Dare was surrendered by the mill owner because he could not be sold missing his left rear leg and having his left front leg broken in several places.  Dare was not born this way.  His rear leg was removed (not by a veterinarian) and his front leg was broken in a traumatic accident, most likely inflicted by another dog.  Puppy mill owners will not pay to fix injuries that occur while the dogs are in their possession.  It cuts into their profits.  Dare had to walk on his elbow until the Colorado Sheltie Rescue tried to fix his left front leg.  Since he was also missing the hind leg on that same side, he frequently fell over to the left.  But he never let that stop him!  He just got right back up and continued on his way.  He was a very tiny boy when the Rescue got him.  He was only 3 pounds at 4 months old.

Our vet performed a surgery to repair his front leg and the bones were straightened as much as possible.  In addition, a plate and bone graft was used to try to make the leg longer.  After several months, the leg appeared to heal well, but was shorter than his other legs.  We believed this would be an improvement over what he had and would allow him some mobility as well.  Unfortunately, the plate started rubbing through his skin and it had to be removed.  Once the plate was removed, the stability was removed and his leg broke again two weeks later.  Since we were not able to save his front leg, we started working on prosthesis for him.

We worked with a local animal hospital to get him a new leg.  This entire process took over two years.  The hospital implanted a piece of metal into Dare’s front stump.  The intention was to have a leg insert into the metal implant.  It took five months to get the leg after the metal implant was completed.  However, the leg was five inches too short and was useless.  As time went by, Dare was still unable to use the prosthesis leg and unfortunately, the hospital informed us that they would no longer be supporting this program.  Dare was on his own.

Dare’s Mom, Tami, was dedicated to Dare and took him swimming several times a week to keep that stump flexible and strong.  When the local animal hospital informed us that they would no longer work with Dare, Tami took him to the CSU vet school to see if they could come up with a solution for him.  Sadly, after doing x-rays of his implant, they informed her that because so much time elapsed between the placement of his implant and the leg being attached (almost one year), the bone around the implant weakened and died; therefore, the implant had to be removed.  Tami is currently working with another local company that creates braces and external prosthetics for dogs, so that Dare can be more mobile.

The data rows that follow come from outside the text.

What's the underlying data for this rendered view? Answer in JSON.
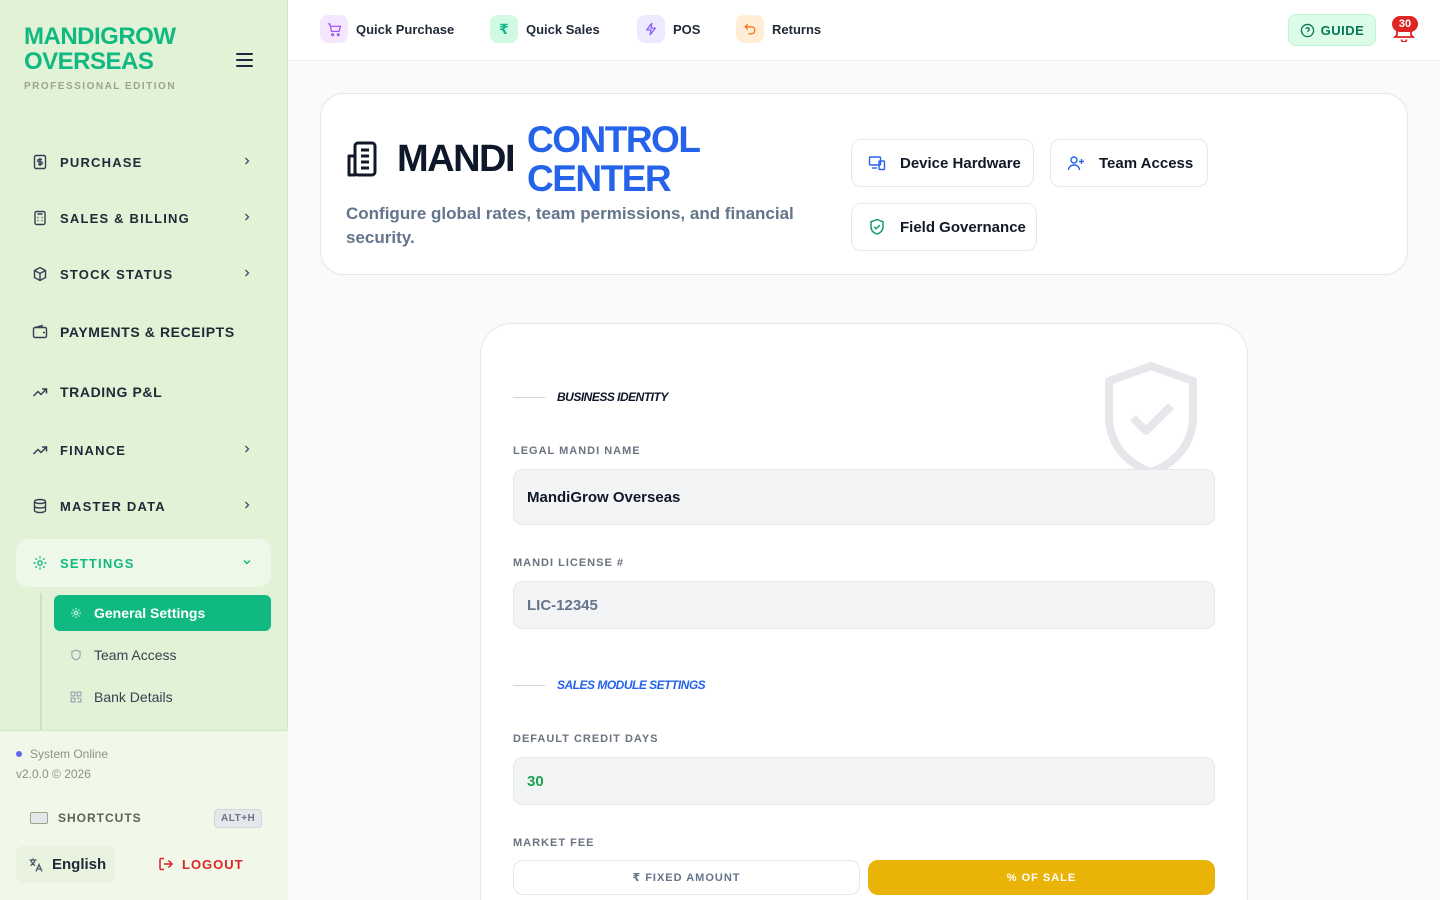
{
  "brand": {
    "line1": "MANDIGROW",
    "line2": "OVERSEAS",
    "edition": "PROFESSIONAL EDITION"
  },
  "sidebar": {
    "items": [
      {
        "label": "PURCHASE",
        "icon": "receipt-icon",
        "has_chevron": true
      },
      {
        "label": "SALES & BILLING",
        "icon": "calculator-icon",
        "has_chevron": true
      },
      {
        "label": "STOCK STATUS",
        "icon": "box-icon",
        "has_chevron": true
      },
      {
        "label": "PAYMENTS & RECEIPTS",
        "icon": "wallet-icon",
        "has_chevron": false
      },
      {
        "label": "TRADING P&L",
        "icon": "trending-up-icon",
        "has_chevron": false
      },
      {
        "label": "FINANCE",
        "icon": "trending-up-icon",
        "has_chevron": true
      },
      {
        "label": "MASTER DATA",
        "icon": "database-icon",
        "has_chevron": true
      },
      {
        "label": "SETTINGS",
        "icon": "gear-icon",
        "has_chevron": true,
        "expanded": true
      }
    ],
    "sub_items": [
      {
        "label": "General Settings",
        "icon": "gear-icon",
        "active": true
      },
      {
        "label": "Team Access",
        "icon": "shield-icon",
        "active": false
      },
      {
        "label": "Bank Details",
        "icon": "qr-icon",
        "active": false
      }
    ],
    "footer": {
      "status": "System Online",
      "version": "v2.0.0 © 2026",
      "shortcuts_label": "SHORTCUTS",
      "shortcuts_key": "ALT+H",
      "language": "English",
      "logout": "LOGOUT"
    }
  },
  "topbar": {
    "quick_actions": [
      {
        "label": "Quick Purchase",
        "icon": "cart-icon",
        "color": "#a855f7",
        "bg": "#f3e8ff"
      },
      {
        "label": "Quick Sales",
        "icon": "rupee-icon",
        "color": "#10b981",
        "bg": "#d1fae5"
      },
      {
        "label": "POS",
        "icon": "zap-icon",
        "color": "#8b5cf6",
        "bg": "#ede9fe"
      },
      {
        "label": "Returns",
        "icon": "undo-icon",
        "color": "#f97316",
        "bg": "#ffedd5"
      }
    ],
    "guide_label": "GUIDE",
    "notification_count": "30"
  },
  "header": {
    "title_part1": "MANDI",
    "title_part2_line1": "CONTROL",
    "title_part2_line2": "CENTER",
    "subtitle": "Configure global rates, team permissions, and financial security.",
    "buttons": [
      {
        "label": "Device Hardware",
        "icon": "devices-icon",
        "color": "#2563eb"
      },
      {
        "label": "Team Access",
        "icon": "user-plus-icon",
        "color": "#2563eb"
      },
      {
        "label": "Field Governance",
        "icon": "shield-check-icon",
        "color": "#059669"
      }
    ]
  },
  "form": {
    "section_business": "BUSINESS IDENTITY",
    "legal_name_label": "LEGAL MANDI NAME",
    "legal_name_value": "MandiGrow Overseas",
    "license_label": "MANDI LICENSE #",
    "license_value": "LIC-12345",
    "section_sales": "SALES MODULE SETTINGS",
    "credit_days_label": "DEFAULT CREDIT DAYS",
    "credit_days_value": "30",
    "market_fee_label": "MARKET FEE",
    "market_fee_options": [
      "₹ FIXED AMOUNT",
      "% OF SALE"
    ],
    "market_fee_selected": "% OF SALE"
  },
  "colors": {
    "accent": "#10b981",
    "brand_blue": "#2563eb",
    "selected_segment": "#eab308",
    "danger": "#dc2626"
  }
}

Despite all of the medical treatments and numerous surgeries Dare has had during his first few years, he is a very happy dog.  He loves everyone he meets.  He is an inspiration to us all.  He excels in his therapy work with children and adults with disabilities and other amputees.  He is an incredible spokesman for the Colorado Sheltie Rescue and the Denver Pet Partners.  Every chance they get, Dare and Tami get the word out about the horrible conditions he came from and the horrors of dogs living in puppy mills.